→ Task to complete
Each line of the listing that contains the word "handle" is to be copied.

→ Exercise data
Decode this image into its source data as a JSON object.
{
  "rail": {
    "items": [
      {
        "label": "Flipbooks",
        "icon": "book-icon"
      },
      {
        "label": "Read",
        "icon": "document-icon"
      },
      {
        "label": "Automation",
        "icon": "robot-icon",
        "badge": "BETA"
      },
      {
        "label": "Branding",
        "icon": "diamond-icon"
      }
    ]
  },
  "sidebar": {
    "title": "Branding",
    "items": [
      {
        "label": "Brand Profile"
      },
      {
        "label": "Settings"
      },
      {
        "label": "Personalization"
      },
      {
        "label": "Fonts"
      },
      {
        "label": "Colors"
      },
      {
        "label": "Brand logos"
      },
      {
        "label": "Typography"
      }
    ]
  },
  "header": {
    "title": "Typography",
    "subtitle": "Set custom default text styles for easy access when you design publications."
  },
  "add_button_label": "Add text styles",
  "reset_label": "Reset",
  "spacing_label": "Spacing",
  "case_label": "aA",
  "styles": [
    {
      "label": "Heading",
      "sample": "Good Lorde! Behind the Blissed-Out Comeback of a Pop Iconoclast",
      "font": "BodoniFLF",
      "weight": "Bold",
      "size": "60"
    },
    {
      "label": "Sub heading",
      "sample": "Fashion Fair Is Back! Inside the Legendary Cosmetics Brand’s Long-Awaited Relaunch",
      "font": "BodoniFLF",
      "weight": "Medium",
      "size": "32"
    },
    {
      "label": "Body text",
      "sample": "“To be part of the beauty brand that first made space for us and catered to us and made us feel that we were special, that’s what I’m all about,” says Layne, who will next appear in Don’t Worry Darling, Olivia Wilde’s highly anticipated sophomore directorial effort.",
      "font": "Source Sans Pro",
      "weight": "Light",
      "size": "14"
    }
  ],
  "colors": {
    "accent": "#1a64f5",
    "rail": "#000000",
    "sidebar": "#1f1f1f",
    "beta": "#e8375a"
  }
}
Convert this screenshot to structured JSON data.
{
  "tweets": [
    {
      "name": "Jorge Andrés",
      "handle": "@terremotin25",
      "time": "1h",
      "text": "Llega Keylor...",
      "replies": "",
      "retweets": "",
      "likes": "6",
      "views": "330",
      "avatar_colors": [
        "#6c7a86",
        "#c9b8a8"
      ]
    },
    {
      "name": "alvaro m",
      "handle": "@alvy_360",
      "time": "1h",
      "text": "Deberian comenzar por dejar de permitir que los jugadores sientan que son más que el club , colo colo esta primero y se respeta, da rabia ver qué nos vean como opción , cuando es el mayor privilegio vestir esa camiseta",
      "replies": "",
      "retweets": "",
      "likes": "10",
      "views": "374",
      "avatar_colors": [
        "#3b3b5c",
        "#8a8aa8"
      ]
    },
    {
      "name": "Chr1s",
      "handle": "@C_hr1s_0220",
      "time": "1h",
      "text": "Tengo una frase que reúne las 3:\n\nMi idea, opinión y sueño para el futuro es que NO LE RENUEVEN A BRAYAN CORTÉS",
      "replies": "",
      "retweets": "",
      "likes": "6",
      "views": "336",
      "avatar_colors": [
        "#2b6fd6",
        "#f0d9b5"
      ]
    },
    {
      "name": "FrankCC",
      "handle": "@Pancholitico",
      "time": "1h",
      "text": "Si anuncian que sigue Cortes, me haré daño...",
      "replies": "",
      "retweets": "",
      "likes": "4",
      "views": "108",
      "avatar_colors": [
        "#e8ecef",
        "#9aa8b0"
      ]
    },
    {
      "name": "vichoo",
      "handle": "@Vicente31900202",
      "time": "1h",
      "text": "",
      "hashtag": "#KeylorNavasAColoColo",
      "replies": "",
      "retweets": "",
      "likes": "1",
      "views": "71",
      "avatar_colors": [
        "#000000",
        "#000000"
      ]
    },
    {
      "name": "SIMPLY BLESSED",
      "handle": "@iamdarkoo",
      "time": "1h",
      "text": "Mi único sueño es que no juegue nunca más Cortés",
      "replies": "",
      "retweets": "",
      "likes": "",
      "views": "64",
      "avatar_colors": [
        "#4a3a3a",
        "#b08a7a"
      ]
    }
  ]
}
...
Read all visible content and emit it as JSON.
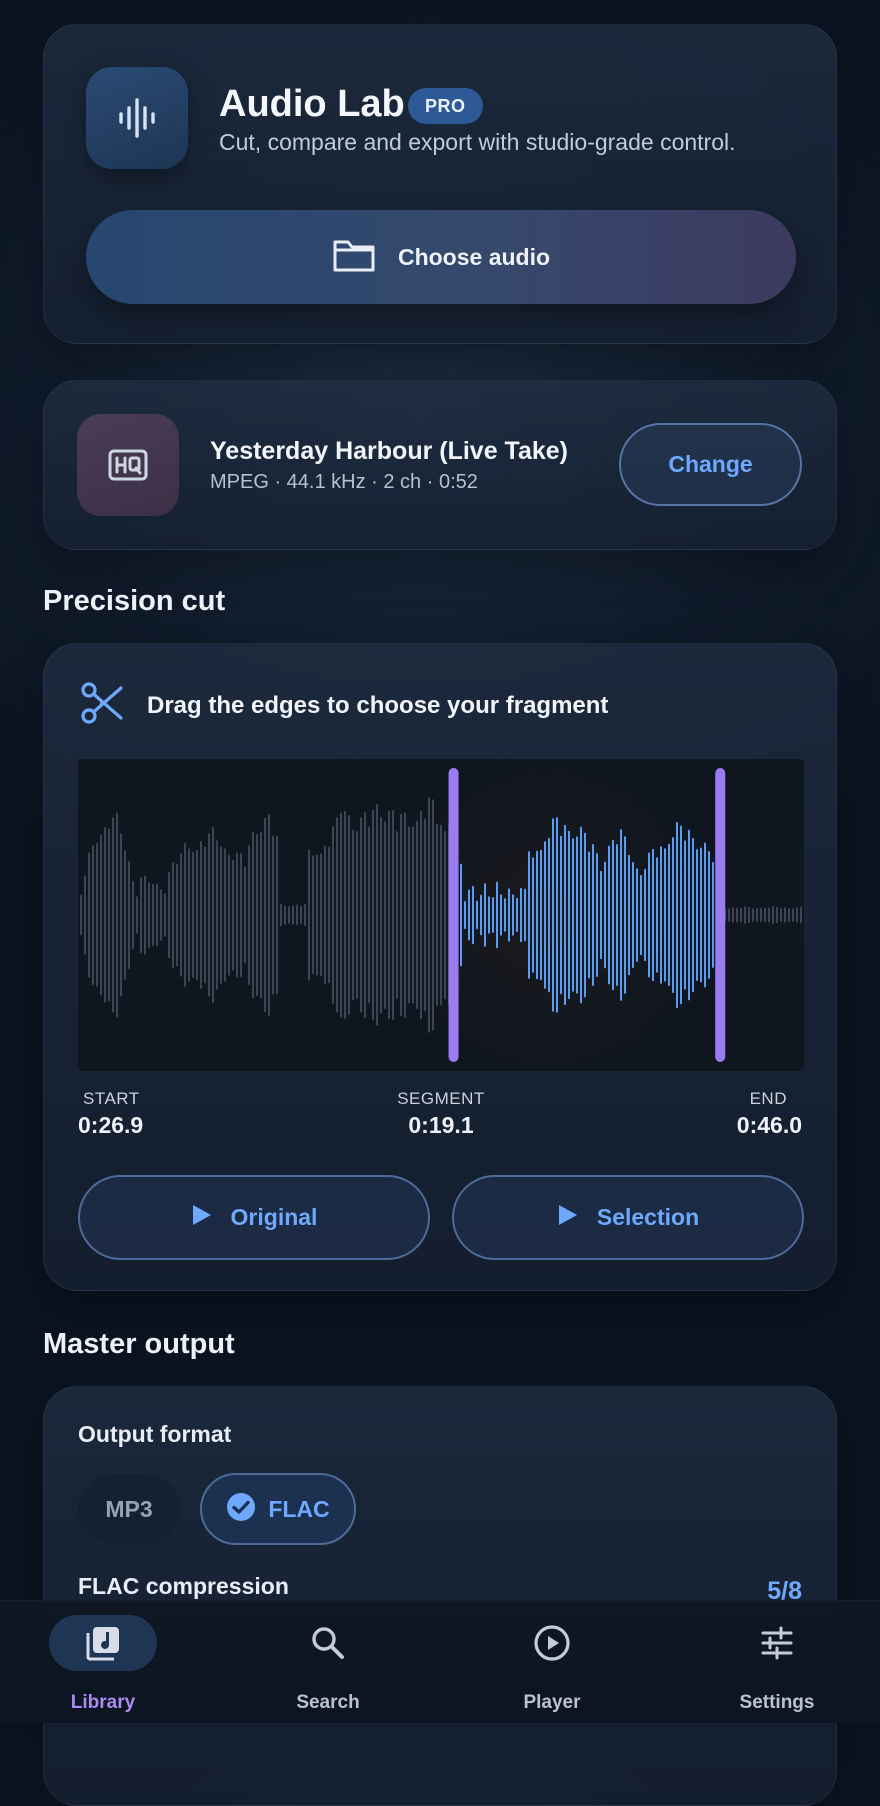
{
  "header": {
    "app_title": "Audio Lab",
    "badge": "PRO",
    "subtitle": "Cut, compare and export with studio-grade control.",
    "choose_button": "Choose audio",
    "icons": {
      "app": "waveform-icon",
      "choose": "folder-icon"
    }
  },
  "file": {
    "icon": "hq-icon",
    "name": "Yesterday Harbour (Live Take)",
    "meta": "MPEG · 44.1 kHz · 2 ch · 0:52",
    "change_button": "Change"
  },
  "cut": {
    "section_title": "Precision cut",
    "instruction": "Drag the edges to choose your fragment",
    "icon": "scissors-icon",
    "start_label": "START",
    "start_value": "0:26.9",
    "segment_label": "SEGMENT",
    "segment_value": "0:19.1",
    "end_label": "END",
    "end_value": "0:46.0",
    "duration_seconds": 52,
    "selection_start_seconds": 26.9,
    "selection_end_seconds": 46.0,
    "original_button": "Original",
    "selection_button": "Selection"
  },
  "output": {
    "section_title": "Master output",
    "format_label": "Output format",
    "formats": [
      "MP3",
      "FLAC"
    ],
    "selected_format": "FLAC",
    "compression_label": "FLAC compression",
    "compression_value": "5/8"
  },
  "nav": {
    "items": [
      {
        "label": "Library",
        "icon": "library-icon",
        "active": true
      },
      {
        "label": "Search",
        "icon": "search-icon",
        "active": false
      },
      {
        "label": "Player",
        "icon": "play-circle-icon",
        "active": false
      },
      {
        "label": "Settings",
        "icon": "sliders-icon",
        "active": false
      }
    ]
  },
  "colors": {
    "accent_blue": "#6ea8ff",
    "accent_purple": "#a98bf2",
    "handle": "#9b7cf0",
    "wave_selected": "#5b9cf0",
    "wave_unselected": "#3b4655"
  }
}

→ Your response
      "handle": "@terremotin25",
      "handle": "@alvy_360",
      "handle": "@C_hr1s_0220",
      "handle": "@Pancholitico",
      "handle": "@Vicente31900202",
      "handle": "@iamdarkoo",
    "handle": "#9b7cf0",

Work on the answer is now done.